(The data Opens)

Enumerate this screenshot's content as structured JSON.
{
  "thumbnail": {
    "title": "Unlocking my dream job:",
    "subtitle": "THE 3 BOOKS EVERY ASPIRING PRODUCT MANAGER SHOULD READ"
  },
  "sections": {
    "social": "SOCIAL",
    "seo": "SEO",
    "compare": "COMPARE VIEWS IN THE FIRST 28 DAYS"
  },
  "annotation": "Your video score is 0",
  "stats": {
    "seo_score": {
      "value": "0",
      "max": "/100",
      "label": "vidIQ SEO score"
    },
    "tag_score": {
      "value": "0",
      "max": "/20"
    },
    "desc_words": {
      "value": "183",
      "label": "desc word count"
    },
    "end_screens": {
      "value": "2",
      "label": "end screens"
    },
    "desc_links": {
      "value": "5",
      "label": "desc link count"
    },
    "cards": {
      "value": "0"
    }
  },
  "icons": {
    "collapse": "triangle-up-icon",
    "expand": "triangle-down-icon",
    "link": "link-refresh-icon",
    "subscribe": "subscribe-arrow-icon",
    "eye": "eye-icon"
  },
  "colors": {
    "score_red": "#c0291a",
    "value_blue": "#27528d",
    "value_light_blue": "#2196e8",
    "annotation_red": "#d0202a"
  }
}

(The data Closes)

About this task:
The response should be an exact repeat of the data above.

Task answer:
Enumerate this screenshot's content as structured JSON.
{
  "thumbnail": {
    "title": "Unlocking my dream job:",
    "subtitle": "THE 3 BOOKS EVERY ASPIRING PRODUCT MANAGER SHOULD READ"
  },
  "sections": {
    "social": "SOCIAL",
    "seo": "SEO",
    "compare": "COMPARE VIEWS IN THE FIRST 28 DAYS"
  },
  "annotation": "Your video score is 0",
  "stats": {
    "seo_score": {
      "value": "0",
      "max": "/100",
      "label": "vidIQ SEO score"
    },
    "tag_score": {
      "value": "0",
      "max": "/20"
    },
    "desc_words": {
      "value": "183",
      "label": "desc word count"
    },
    "end_screens": {
      "value": "2",
      "label": "end screens"
    },
    "desc_links": {
      "value": "5",
      "label": "desc link count"
    },
    "cards": {
      "value": "0"
    }
  },
  "icons": {
    "collapse": "triangle-up-icon",
    "expand": "triangle-down-icon",
    "link": "link-refresh-icon",
    "subscribe": "subscribe-arrow-icon",
    "eye": "eye-icon"
  },
  "colors": {
    "score_red": "#c0291a",
    "value_blue": "#27528d",
    "value_light_blue": "#2196e8",
    "annotation_red": "#d0202a"
  }
}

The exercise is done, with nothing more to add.